## ASSIGNMENT:
What the task needs is every record repeated exactly, nothing more.

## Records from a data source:
※

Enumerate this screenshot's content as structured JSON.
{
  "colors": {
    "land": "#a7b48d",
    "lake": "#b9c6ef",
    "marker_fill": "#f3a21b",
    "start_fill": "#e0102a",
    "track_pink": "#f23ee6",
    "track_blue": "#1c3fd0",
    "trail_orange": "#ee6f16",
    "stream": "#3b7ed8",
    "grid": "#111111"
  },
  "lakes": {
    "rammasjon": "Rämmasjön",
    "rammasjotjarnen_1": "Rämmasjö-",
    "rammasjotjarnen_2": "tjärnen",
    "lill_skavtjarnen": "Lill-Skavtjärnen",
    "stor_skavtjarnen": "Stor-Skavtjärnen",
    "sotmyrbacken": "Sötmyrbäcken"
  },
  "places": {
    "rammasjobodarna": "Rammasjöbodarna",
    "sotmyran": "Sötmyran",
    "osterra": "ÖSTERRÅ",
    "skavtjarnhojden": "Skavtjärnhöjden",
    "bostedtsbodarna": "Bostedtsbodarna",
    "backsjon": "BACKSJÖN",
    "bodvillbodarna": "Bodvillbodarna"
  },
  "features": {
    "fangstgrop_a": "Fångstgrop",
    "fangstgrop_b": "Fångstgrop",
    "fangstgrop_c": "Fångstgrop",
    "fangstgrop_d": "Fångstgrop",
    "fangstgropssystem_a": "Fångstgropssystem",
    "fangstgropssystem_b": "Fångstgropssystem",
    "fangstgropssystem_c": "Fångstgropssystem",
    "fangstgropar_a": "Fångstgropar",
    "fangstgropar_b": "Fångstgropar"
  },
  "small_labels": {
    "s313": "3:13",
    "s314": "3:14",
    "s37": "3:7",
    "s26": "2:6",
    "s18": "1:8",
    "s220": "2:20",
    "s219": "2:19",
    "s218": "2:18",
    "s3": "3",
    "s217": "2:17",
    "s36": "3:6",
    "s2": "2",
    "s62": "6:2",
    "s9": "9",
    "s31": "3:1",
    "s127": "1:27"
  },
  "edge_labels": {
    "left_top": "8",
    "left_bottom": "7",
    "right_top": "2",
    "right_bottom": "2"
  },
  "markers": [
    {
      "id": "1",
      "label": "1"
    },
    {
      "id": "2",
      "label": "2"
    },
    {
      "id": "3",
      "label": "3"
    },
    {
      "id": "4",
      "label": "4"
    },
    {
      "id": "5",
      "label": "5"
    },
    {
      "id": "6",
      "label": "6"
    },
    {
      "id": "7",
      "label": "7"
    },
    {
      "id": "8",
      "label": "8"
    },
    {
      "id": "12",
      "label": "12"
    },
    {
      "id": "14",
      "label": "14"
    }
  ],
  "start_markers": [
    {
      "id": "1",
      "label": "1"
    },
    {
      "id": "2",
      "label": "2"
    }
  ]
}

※

## OUTPUT OF THE EXERCISE:
Enumerate this screenshot's content as structured JSON.
{
  "colors": {
    "land": "#a7b48d",
    "lake": "#b9c6ef",
    "marker_fill": "#f3a21b",
    "start_fill": "#e0102a",
    "track_pink": "#f23ee6",
    "track_blue": "#1c3fd0",
    "trail_orange": "#ee6f16",
    "stream": "#3b7ed8",
    "grid": "#111111"
  },
  "lakes": {
    "rammasjon": "Rämmasjön",
    "rammasjotjarnen_1": "Rämmasjö-",
    "rammasjotjarnen_2": "tjärnen",
    "lill_skavtjarnen": "Lill-Skavtjärnen",
    "stor_skavtjarnen": "Stor-Skavtjärnen",
    "sotmyrbacken": "Sötmyrbäcken"
  },
  "places": {
    "rammasjobodarna": "Rammasjöbodarna",
    "sotmyran": "Sötmyran",
    "osterra": "ÖSTERRÅ",
    "skavtjarnhojden": "Skavtjärnhöjden",
    "bostedtsbodarna": "Bostedtsbodarna",
    "backsjon": "BACKSJÖN",
    "bodvillbodarna": "Bodvillbodarna"
  },
  "features": {
    "fangstgrop_a": "Fångstgrop",
    "fangstgrop_b": "Fångstgrop",
    "fangstgrop_c": "Fångstgrop",
    "fangstgrop_d": "Fångstgrop",
    "fangstgropssystem_a": "Fångstgropssystem",
    "fangstgropssystem_b": "Fångstgropssystem",
    "fangstgropssystem_c": "Fångstgropssystem",
    "fangstgropar_a": "Fångstgropar",
    "fangstgropar_b": "Fångstgropar"
  },
  "small_labels": {
    "s313": "3:13",
    "s314": "3:14",
    "s37": "3:7",
    "s26": "2:6",
    "s18": "1:8",
    "s220": "2:20",
    "s219": "2:19",
    "s218": "2:18",
    "s3": "3",
    "s217": "2:17",
    "s36": "3:6",
    "s2": "2",
    "s62": "6:2",
    "s9": "9",
    "s31": "3:1",
    "s127": "1:27"
  },
  "edge_labels": {
    "left_top": "8",
    "left_bottom": "7",
    "right_top": "2",
    "right_bottom": "2"
  },
  "markers": [
    {
      "id": "1",
      "label": "1"
    },
    {
      "id": "2",
      "label": "2"
    },
    {
      "id": "3",
      "label": "3"
    },
    {
      "id": "4",
      "label": "4"
    },
    {
      "id": "5",
      "label": "5"
    },
    {
      "id": "6",
      "label": "6"
    },
    {
      "id": "7",
      "label": "7"
    },
    {
      "id": "8",
      "label": "8"
    },
    {
      "id": "12",
      "label": "12"
    },
    {
      "id": "14",
      "label": "14"
    }
  ],
  "start_markers": [
    {
      "id": "1",
      "label": "1"
    },
    {
      "id": "2",
      "label": "2"
    }
  ]
}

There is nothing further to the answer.